"Killing Them Softly" is set in New Orleans, although pains are taken to avoid any distinctly identifying landmarks. The grey, wet, boarded-up desolation of the landscape could only be the post-Katrina lower 9th Ward, and I found the film's fleeting glimpses of that more electrifying than the introduction of Frankie (Scoot McNairy) and Russell (Ben Mendelsohn), a pair of lowlifes setting up a robbery with Squirrel (Vincent Curatola).
The two bumblers manage, just barely, to pull off the robbery of a high-stakes poker game, which makes it only a matter of time before they're marked men. It also makes Markie (Ray Liotta), the pudgy mid-level gangster who was running the game a suspect. Whatever higher authority these thugs answer to calls in its enforcer Jackie Cogan (Brad Pitt) to sort it out.

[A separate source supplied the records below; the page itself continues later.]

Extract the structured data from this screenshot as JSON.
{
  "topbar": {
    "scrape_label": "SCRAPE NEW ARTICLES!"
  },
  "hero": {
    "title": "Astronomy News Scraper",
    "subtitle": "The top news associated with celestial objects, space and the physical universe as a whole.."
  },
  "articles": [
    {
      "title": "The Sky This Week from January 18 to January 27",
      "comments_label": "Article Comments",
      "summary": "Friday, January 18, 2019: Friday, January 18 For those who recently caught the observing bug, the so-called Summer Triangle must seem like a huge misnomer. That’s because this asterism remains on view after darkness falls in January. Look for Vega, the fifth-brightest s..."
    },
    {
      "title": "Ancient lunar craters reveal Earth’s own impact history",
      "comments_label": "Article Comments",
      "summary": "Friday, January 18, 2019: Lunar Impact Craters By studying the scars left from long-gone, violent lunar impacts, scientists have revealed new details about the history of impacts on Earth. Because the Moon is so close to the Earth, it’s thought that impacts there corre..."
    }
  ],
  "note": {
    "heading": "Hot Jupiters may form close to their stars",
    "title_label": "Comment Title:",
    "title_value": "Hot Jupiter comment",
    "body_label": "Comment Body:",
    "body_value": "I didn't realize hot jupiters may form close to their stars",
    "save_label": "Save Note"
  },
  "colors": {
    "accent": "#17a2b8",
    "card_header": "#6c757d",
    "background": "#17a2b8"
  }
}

The first and only woman, who is also the first and only black person in the story, makes her appearance one hour into the film. She's a prostitute who's treated like garbage in her approximately two minutes on the screen. This is not only a man's world, it's a white man's world.

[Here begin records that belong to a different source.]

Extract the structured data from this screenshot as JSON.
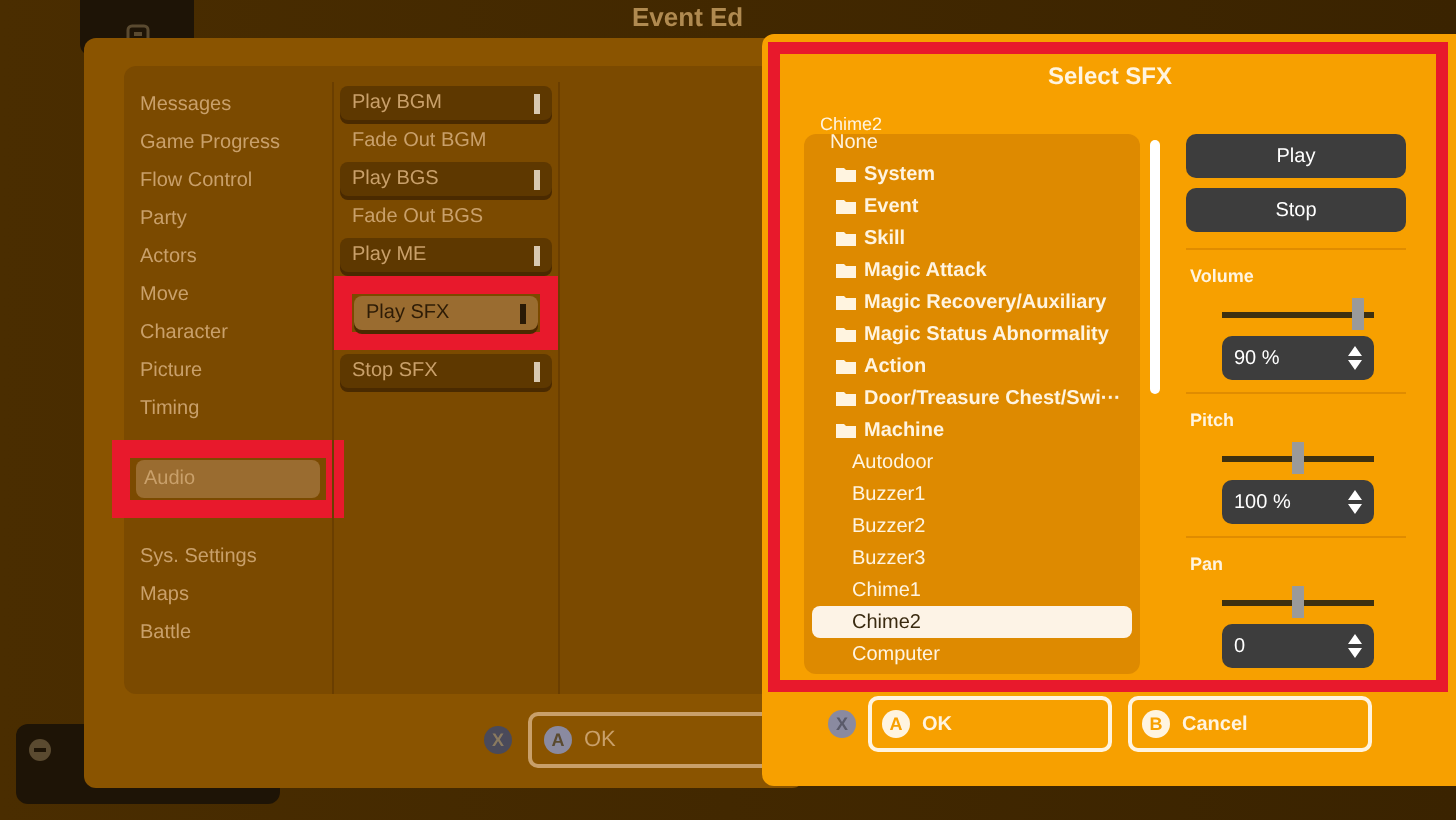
{
  "background": {
    "title": "Event Ed"
  },
  "event_editor": {
    "categories": [
      {
        "label": "Messages",
        "selected": false
      },
      {
        "label": "Game Progress",
        "selected": false
      },
      {
        "label": "Flow Control",
        "selected": false
      },
      {
        "label": "Party",
        "selected": false
      },
      {
        "label": "Actors",
        "selected": false
      },
      {
        "label": "Move",
        "selected": false
      },
      {
        "label": "Character",
        "selected": false
      },
      {
        "label": "Picture",
        "selected": false
      },
      {
        "label": "Timing",
        "selected": false
      },
      {
        "label": "Audio",
        "selected": true
      },
      {
        "label": "Sys. Settings",
        "selected": false
      },
      {
        "label": "Maps",
        "selected": false
      },
      {
        "label": "Battle",
        "selected": false
      }
    ],
    "commands": [
      {
        "label": "Play BGM",
        "kind": "button",
        "selected": false
      },
      {
        "label": "Fade Out BGM",
        "kind": "plain",
        "selected": false
      },
      {
        "label": "Play BGS",
        "kind": "button",
        "selected": false
      },
      {
        "label": "Fade Out BGS",
        "kind": "plain",
        "selected": false
      },
      {
        "label": "Play ME",
        "kind": "button",
        "selected": false
      },
      {
        "label": "Play SFX",
        "kind": "button",
        "selected": true
      },
      {
        "label": "Stop SFX",
        "kind": "button",
        "selected": false
      }
    ],
    "close_key": "X",
    "ok_button": {
      "key": "A",
      "label": "OK"
    }
  },
  "select_sfx": {
    "title": "Select SFX",
    "current": "Chime2",
    "items": [
      {
        "label": "None",
        "kind": "none",
        "selected": false
      },
      {
        "label": "System",
        "kind": "folder",
        "selected": false
      },
      {
        "label": "Event",
        "kind": "folder",
        "selected": false
      },
      {
        "label": "Skill",
        "kind": "folder",
        "selected": false
      },
      {
        "label": "Magic Attack",
        "kind": "folder",
        "selected": false
      },
      {
        "label": "Magic Recovery/Auxiliary",
        "kind": "folder",
        "selected": false
      },
      {
        "label": "Magic Status Abnormality",
        "kind": "folder",
        "selected": false
      },
      {
        "label": "Action",
        "kind": "folder",
        "selected": false
      },
      {
        "label": "Door/Treasure Chest/Swi···",
        "kind": "folder",
        "selected": false
      },
      {
        "label": "Machine",
        "kind": "folder",
        "selected": false
      },
      {
        "label": "Autodoor",
        "kind": "file",
        "selected": false
      },
      {
        "label": "Buzzer1",
        "kind": "file",
        "selected": false
      },
      {
        "label": "Buzzer2",
        "kind": "file",
        "selected": false
      },
      {
        "label": "Buzzer3",
        "kind": "file",
        "selected": false
      },
      {
        "label": "Chime1",
        "kind": "file",
        "selected": false
      },
      {
        "label": "Chime2",
        "kind": "file",
        "selected": true
      },
      {
        "label": "Computer",
        "kind": "file",
        "selected": false
      }
    ],
    "play_button": "Play",
    "stop_button": "Stop",
    "controls": [
      {
        "label": "Volume",
        "level": 0.9,
        "value": "90 %"
      },
      {
        "label": "Pitch",
        "level": 0.5,
        "value": "100 %"
      },
      {
        "label": "Pan",
        "level": 0.5,
        "value": "0"
      }
    ],
    "close_key": "X",
    "buttons": [
      {
        "key": "A",
        "label": "OK"
      },
      {
        "key": "B",
        "label": "Cancel"
      }
    ]
  }
}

While revisiting David Michôd's "Animal Kingdom" (2010), I wondered what it was like for its passive teenager hero to live with his heroin addict mother at their small home. We can only assume that she definitely could not get the Mother of the Year award, considering the mundane but eerie opening sequence. It's around afternoon, and her son is watching some TV show, and she seems to be asleep next to him on couch - but we soon learn she died from an overdose.

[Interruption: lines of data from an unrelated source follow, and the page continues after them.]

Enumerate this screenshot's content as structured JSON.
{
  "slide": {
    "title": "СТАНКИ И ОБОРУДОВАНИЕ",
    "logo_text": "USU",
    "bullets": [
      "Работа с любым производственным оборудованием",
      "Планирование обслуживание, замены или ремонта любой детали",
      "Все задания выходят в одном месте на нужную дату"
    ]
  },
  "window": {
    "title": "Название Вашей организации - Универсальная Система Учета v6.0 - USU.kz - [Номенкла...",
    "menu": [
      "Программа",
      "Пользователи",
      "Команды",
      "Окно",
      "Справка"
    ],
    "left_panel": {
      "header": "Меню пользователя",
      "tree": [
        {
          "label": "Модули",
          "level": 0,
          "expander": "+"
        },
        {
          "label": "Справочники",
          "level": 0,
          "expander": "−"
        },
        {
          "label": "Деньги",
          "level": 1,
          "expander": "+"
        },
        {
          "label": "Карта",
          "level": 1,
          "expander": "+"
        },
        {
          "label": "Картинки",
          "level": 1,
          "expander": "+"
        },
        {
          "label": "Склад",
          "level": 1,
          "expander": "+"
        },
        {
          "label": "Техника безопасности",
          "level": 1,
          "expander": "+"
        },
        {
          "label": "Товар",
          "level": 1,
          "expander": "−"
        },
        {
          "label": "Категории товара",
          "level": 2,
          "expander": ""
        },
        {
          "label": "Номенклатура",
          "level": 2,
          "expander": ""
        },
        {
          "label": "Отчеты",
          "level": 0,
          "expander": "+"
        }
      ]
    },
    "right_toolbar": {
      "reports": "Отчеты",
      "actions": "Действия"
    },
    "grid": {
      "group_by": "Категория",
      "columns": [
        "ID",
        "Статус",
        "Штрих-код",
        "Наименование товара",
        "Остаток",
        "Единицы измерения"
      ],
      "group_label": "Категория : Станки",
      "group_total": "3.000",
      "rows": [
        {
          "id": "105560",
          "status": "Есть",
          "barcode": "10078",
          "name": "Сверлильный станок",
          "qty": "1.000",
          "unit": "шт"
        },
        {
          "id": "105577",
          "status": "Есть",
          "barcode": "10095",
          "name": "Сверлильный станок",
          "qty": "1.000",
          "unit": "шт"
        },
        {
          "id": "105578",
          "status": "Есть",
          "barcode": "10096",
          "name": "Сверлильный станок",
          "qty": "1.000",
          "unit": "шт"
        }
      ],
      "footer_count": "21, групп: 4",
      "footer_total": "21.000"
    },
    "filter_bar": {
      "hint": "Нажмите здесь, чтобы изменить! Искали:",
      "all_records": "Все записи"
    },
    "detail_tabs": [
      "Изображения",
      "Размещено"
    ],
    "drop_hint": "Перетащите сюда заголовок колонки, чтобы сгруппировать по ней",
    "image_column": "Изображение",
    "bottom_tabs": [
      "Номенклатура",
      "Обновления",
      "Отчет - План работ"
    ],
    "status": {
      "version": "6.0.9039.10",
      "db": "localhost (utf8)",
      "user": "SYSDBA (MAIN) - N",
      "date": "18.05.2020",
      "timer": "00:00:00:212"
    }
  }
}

It's a wrap for the 2010 Muriel Awards, but although the winners have been announced, there's still plenty of great stuff to read about the many winners and runners-up. ('Cause, as we all know, there's so much more to life than "winning.") I was pleased to be asked to write the mini-essay about "The Social Network" because, no, I'm not done with it. (Coming soon: a piece about the Winkelvii at the Henley Gregatta section -- which came in 11th among Muriel voters for the year's Best Cinematic Moment.)
You might recall that last summer I compared the editorial, directorial and storytelling challenges of a modest character-based comedy ("The Kids Are All Right") to a large-scale science-fiction spectacular based on the concept of shifting between various levels of reality/unreality -- whether in actual time and space or in consciousness and imagination. (The latter came in at No. 13 in the Muriels balloting; the former in a tie for No. 22.) My point was that, as far as narrative filmmaking is concerned, there isn't much difference. To illustrate a similar comparison this time, I've used a one-minute segment out of "The Social Network" (Multiple levels of storytelling in The Social Network). You might like one picture better than the other for any number of reasons, but I find their similarities more illuminating than their differences: